Her petition was denied by a judge this spring, and will soon begin winding its way through the appeals court. Silagy said he plans to file the appeal in the coming months.
When an owner dies, any family that remains in the apartment and inherits the shares typically has the right to have the lease transferred to their name and continue living there. But for a case that isn’t clear-cut — such as longtime partners who never married — an ornery neighbor with a lot of influence can make the difference between being allowed to stay and receiving an order to vacate.
“Proprietary leases are usually pretty clear about the transfer of shares to family members,” said Stephen Budihas, president of the Association of Riverdale Cooperatives & Condominiums. “Simply put, co-op boards may not ‘unreasonably withhold’ transfers upon death to a financially responsible — as determined by the co-op board — member of the lessee’s family.”

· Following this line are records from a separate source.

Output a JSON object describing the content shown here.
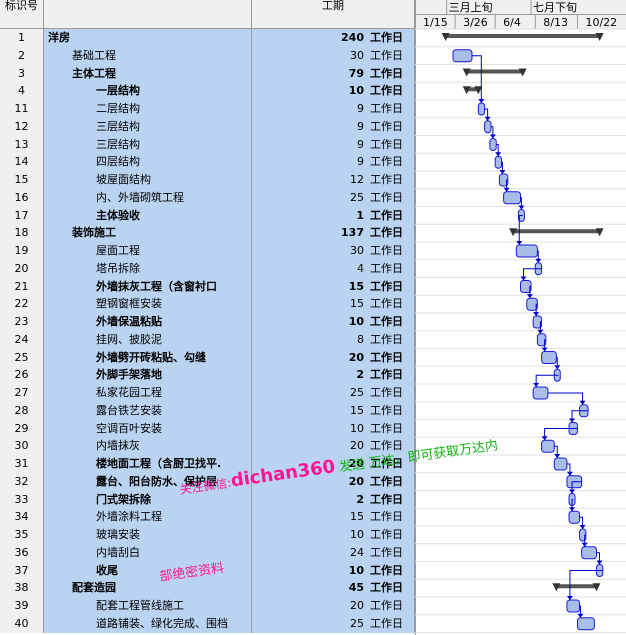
{
  "header": {
    "id_label": "标识号",
    "duration_label": "工期",
    "timescale_top": [
      "三月上旬",
      "七月下旬"
    ],
    "timescale_bottom": [
      "1/15",
      "3/26",
      "6/4",
      "8/13",
      "10/22"
    ]
  },
  "tasks": [
    {
      "id": "1",
      "name": "洋房",
      "dur": "240",
      "unit": "工作日",
      "level": 0,
      "bold": true
    },
    {
      "id": "2",
      "name": "基础工程",
      "dur": "30",
      "unit": "工作日",
      "level": 1,
      "bold": false
    },
    {
      "id": "3",
      "name": "主体工程",
      "dur": "79",
      "unit": "工作日",
      "level": 1,
      "bold": true
    },
    {
      "id": "4",
      "name": "一层结构",
      "dur": "10",
      "unit": "工作日",
      "level": 2,
      "bold": true
    },
    {
      "id": "11",
      "name": "二层结构",
      "dur": "9",
      "unit": "工作日",
      "level": 2,
      "bold": false
    },
    {
      "id": "12",
      "name": "三层结构",
      "dur": "9",
      "unit": "工作日",
      "level": 2,
      "bold": false
    },
    {
      "id": "13",
      "name": "三层结构",
      "dur": "9",
      "unit": "工作日",
      "level": 2,
      "bold": false
    },
    {
      "id": "14",
      "name": "四层结构",
      "dur": "9",
      "unit": "工作日",
      "level": 2,
      "bold": false
    },
    {
      "id": "15",
      "name": "坡屋面结构",
      "dur": "12",
      "unit": "工作日",
      "level": 2,
      "bold": false
    },
    {
      "id": "16",
      "name": "内、外墙砌筑工程",
      "dur": "25",
      "unit": "工作日",
      "level": 2,
      "bold": false
    },
    {
      "id": "17",
      "name": "主体验收",
      "dur": "1",
      "unit": "工作日",
      "level": 2,
      "bold": true
    },
    {
      "id": "18",
      "name": "装饰施工",
      "dur": "137",
      "unit": "工作日",
      "level": 1,
      "bold": true
    },
    {
      "id": "19",
      "name": "屋面工程",
      "dur": "30",
      "unit": "工作日",
      "level": 2,
      "bold": false
    },
    {
      "id": "20",
      "name": "塔吊拆除",
      "dur": "4",
      "unit": "工作日",
      "level": 2,
      "bold": false
    },
    {
      "id": "21",
      "name": "外墙抹灰工程（含窗衬口",
      "dur": "15",
      "unit": "工作日",
      "level": 2,
      "bold": true
    },
    {
      "id": "22",
      "name": "塑钢窗框安装",
      "dur": "15",
      "unit": "工作日",
      "level": 2,
      "bold": false
    },
    {
      "id": "23",
      "name": "外墙保温粘贴",
      "dur": "10",
      "unit": "工作日",
      "level": 2,
      "bold": true
    },
    {
      "id": "24",
      "name": "挂网、披胶泥",
      "dur": "8",
      "unit": "工作日",
      "level": 2,
      "bold": false
    },
    {
      "id": "25",
      "name": "外墙劈开砖粘贴、勾缝",
      "dur": "20",
      "unit": "工作日",
      "level": 2,
      "bold": true
    },
    {
      "id": "26",
      "name": "外脚手架落地",
      "dur": "2",
      "unit": "工作日",
      "level": 2,
      "bold": true
    },
    {
      "id": "27",
      "name": "私家花园工程",
      "dur": "25",
      "unit": "工作日",
      "level": 2,
      "bold": false
    },
    {
      "id": "28",
      "name": "露台铁艺安装",
      "dur": "15",
      "unit": "工作日",
      "level": 2,
      "bold": false
    },
    {
      "id": "29",
      "name": "空调百叶安装",
      "dur": "10",
      "unit": "工作日",
      "level": 2,
      "bold": false
    },
    {
      "id": "30",
      "name": "内墙抹灰",
      "dur": "20",
      "unit": "工作日",
      "level": 2,
      "bold": false
    },
    {
      "id": "31",
      "name": "楼地面工程（含厨卫找平.",
      "dur": "20",
      "unit": "工作日",
      "level": 2,
      "bold": true
    },
    {
      "id": "32",
      "name": "露台、阳台防水、保护层",
      "dur": "20",
      "unit": "工作日",
      "level": 2,
      "bold": true
    },
    {
      "id": "33",
      "name": "门式架拆除",
      "dur": "2",
      "unit": "工作日",
      "level": 2,
      "bold": true
    },
    {
      "id": "34",
      "name": "外墙涂料工程",
      "dur": "15",
      "unit": "工作日",
      "level": 2,
      "bold": false
    },
    {
      "id": "35",
      "name": "玻璃安装",
      "dur": "10",
      "unit": "工作日",
      "level": 2,
      "bold": false
    },
    {
      "id": "36",
      "name": "内墙刮白",
      "dur": "24",
      "unit": "工作日",
      "level": 2,
      "bold": false
    },
    {
      "id": "37",
      "name": "收尾",
      "dur": "10",
      "unit": "工作日",
      "level": 2,
      "bold": true
    },
    {
      "id": "38",
      "name": "配套造园",
      "dur": "45",
      "unit": "工作日",
      "level": 1,
      "bold": true
    },
    {
      "id": "39",
      "name": "配套工程管线施工",
      "dur": "20",
      "unit": "工作日",
      "level": 2,
      "bold": false
    },
    {
      "id": "40",
      "name": "道路铺装、绿化完成、围档",
      "dur": "25",
      "unit": "工作日",
      "level": 2,
      "bold": false
    }
  ],
  "gantt_bars": [
    {
      "row": 0,
      "type": "summary",
      "start": 0.145,
      "end": 0.875
    },
    {
      "row": 1,
      "type": "task",
      "start": 0.18,
      "end": 0.27
    },
    {
      "row": 2,
      "type": "summary",
      "start": 0.245,
      "end": 0.51
    },
    {
      "row": 3,
      "type": "summary",
      "start": 0.245,
      "end": 0.3
    },
    {
      "row": 4,
      "type": "task",
      "start": 0.3,
      "end": 0.33
    },
    {
      "row": 5,
      "type": "task",
      "start": 0.33,
      "end": 0.36
    },
    {
      "row": 6,
      "type": "task",
      "start": 0.355,
      "end": 0.385
    },
    {
      "row": 7,
      "type": "task",
      "start": 0.38,
      "end": 0.41
    },
    {
      "row": 8,
      "type": "task",
      "start": 0.4,
      "end": 0.44
    },
    {
      "row": 9,
      "type": "task",
      "start": 0.42,
      "end": 0.5
    },
    {
      "row": 10,
      "type": "task",
      "start": 0.49,
      "end": 0.51
    },
    {
      "row": 11,
      "type": "summary",
      "start": 0.465,
      "end": 0.875
    },
    {
      "row": 12,
      "type": "task",
      "start": 0.48,
      "end": 0.58
    },
    {
      "row": 13,
      "type": "task",
      "start": 0.57,
      "end": 0.6
    },
    {
      "row": 14,
      "type": "task",
      "start": 0.5,
      "end": 0.55
    },
    {
      "row": 15,
      "type": "task",
      "start": 0.53,
      "end": 0.58
    },
    {
      "row": 16,
      "type": "task",
      "start": 0.56,
      "end": 0.6
    },
    {
      "row": 17,
      "type": "task",
      "start": 0.58,
      "end": 0.62
    },
    {
      "row": 18,
      "type": "task",
      "start": 0.6,
      "end": 0.67
    },
    {
      "row": 19,
      "type": "task",
      "start": 0.66,
      "end": 0.68
    },
    {
      "row": 20,
      "type": "task",
      "start": 0.56,
      "end": 0.63
    },
    {
      "row": 21,
      "type": "task",
      "start": 0.78,
      "end": 0.82
    },
    {
      "row": 22,
      "type": "task",
      "start": 0.73,
      "end": 0.77
    },
    {
      "row": 23,
      "type": "task",
      "start": 0.6,
      "end": 0.66
    },
    {
      "row": 24,
      "type": "task",
      "start": 0.66,
      "end": 0.72
    },
    {
      "row": 25,
      "type": "task",
      "start": 0.72,
      "end": 0.79
    },
    {
      "row": 26,
      "type": "task",
      "start": 0.73,
      "end": 0.75
    },
    {
      "row": 27,
      "type": "task",
      "start": 0.73,
      "end": 0.78
    },
    {
      "row": 28,
      "type": "task",
      "start": 0.78,
      "end": 0.81
    },
    {
      "row": 29,
      "type": "task",
      "start": 0.79,
      "end": 0.86
    },
    {
      "row": 30,
      "type": "task",
      "start": 0.86,
      "end": 0.89
    },
    {
      "row": 31,
      "type": "summary",
      "start": 0.67,
      "end": 0.86
    },
    {
      "row": 32,
      "type": "task",
      "start": 0.72,
      "end": 0.78
    },
    {
      "row": 33,
      "type": "task",
      "start": 0.77,
      "end": 0.85
    }
  ],
  "watermark": {
    "line1_prefix": "关注微信:",
    "line1_brand": "dichan360",
    "line1_suffix": "发送 万达，即可获取万达内",
    "line2": "部绝密资料"
  },
  "colors": {
    "row_bg": "#b9d3f0",
    "header_bg": "#f0f0f0",
    "task_bar": "#a8bde8",
    "task_border": "#1a1ad8",
    "summary_bar": "#555555",
    "link": "#0000cc",
    "watermark_pink": "#ff1493",
    "watermark_green": "#13b513"
  }
}
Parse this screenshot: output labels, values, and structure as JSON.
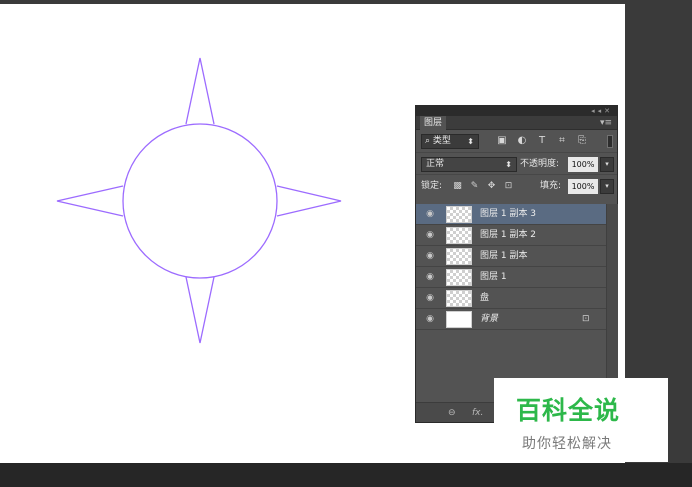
{
  "canvas": {
    "background": "#ffffff",
    "shape_stroke": "#9c6bff"
  },
  "panel": {
    "tab_label": "图层",
    "collapse_icon": "double-arrow-icon",
    "close_icon": "close-icon",
    "menu_icon": "panel-menu-icon",
    "filter": {
      "kind_label": "类型",
      "icons": [
        "image-filter-icon",
        "adjustment-filter-icon",
        "type-filter-icon",
        "shape-filter-icon",
        "smart-object-filter-icon"
      ]
    },
    "blend": {
      "mode": "正常",
      "opacity_label": "不透明度:",
      "opacity_value": "100%"
    },
    "lock": {
      "label": "锁定:",
      "icons": [
        "lock-transparent-icon",
        "lock-image-icon",
        "lock-position-icon",
        "lock-all-icon"
      ],
      "fill_label": "填充:",
      "fill_value": "100%"
    },
    "layers": [
      {
        "name": "图层 1 副本 3",
        "selected": true,
        "thumb": "transparent"
      },
      {
        "name": "图层 1 副本 2",
        "selected": false,
        "thumb": "transparent"
      },
      {
        "name": "图层 1 副本",
        "selected": false,
        "thumb": "transparent"
      },
      {
        "name": "图层 1",
        "selected": false,
        "thumb": "transparent"
      },
      {
        "name": "盘",
        "selected": false,
        "thumb": "transparent"
      },
      {
        "name": "背景",
        "selected": false,
        "thumb": "white",
        "locked": true
      }
    ],
    "footer": {
      "link_icon": "link-icon",
      "fx_label": "fx."
    }
  },
  "watermark": {
    "title": "百科全说",
    "subtitle": "助你轻松解决",
    "title_color": "#2db84a"
  }
}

McCabe is partially retired and has just begun receiving Social Security benefits. Her long tenancy in the building was irrelevant in the board’s consideration of her application, they said in their reply to her petition, which denies any allegation of discrimination.
Their determination was “squarely based on its review of the documents supplied by Petitioner in her April 26, 2021 application,” they said.
The decision came last October in a letter from Michelle Quinn, a lawyer with Gallet, Dreyer, and Berkey representing 511 West 232nd Street Owners Corp.
“The board has considered the application carefully and has denied the application,” it says, further stating that McCabe “must immediately vacate the apartment, remove all personal belongings and, in her capacity as executor of the estate of David Burrows, ready the apartment and list it for sale with a licensed real estate broker.”
McCabe was incredulous. “What is going on here?” she asked. “You never know what’s going on. It’s mystifying. What are the rules?”
In an email to The Riverdale Press, Quinn said 511 West 232nd Owners Corp. is not required to recognize McCabe’s contention that she was Burrow’s spouse.
“The law gives the term ‘spouse’ a specific and unique meaning, which does not apply to Ms. McCabe,” Quinn said. “Accordingly, the board adhered to that definition and in its business judgment declined to transfer the shares.”
McCabe’s petition hinges on the language set out in the proprietary lease.
“In most cases ‘family’ is defined as the immediate and biologically related family by birth, marriage, or adoption, including spouse, children, parents, grandparents and siblings,” ARC president Budihas said. “The documents of each individual building need to be examined to determine the precise and applicable definition. That said, the operational interpretation of the term ‘family member’ has occasionally been under scrutiny by the courts which have at times ruled to extend the definition beyond the traditional understanding.”
Abigail Nehring is a corps member with Report for America, a national service program that places journalists into local newsrooms.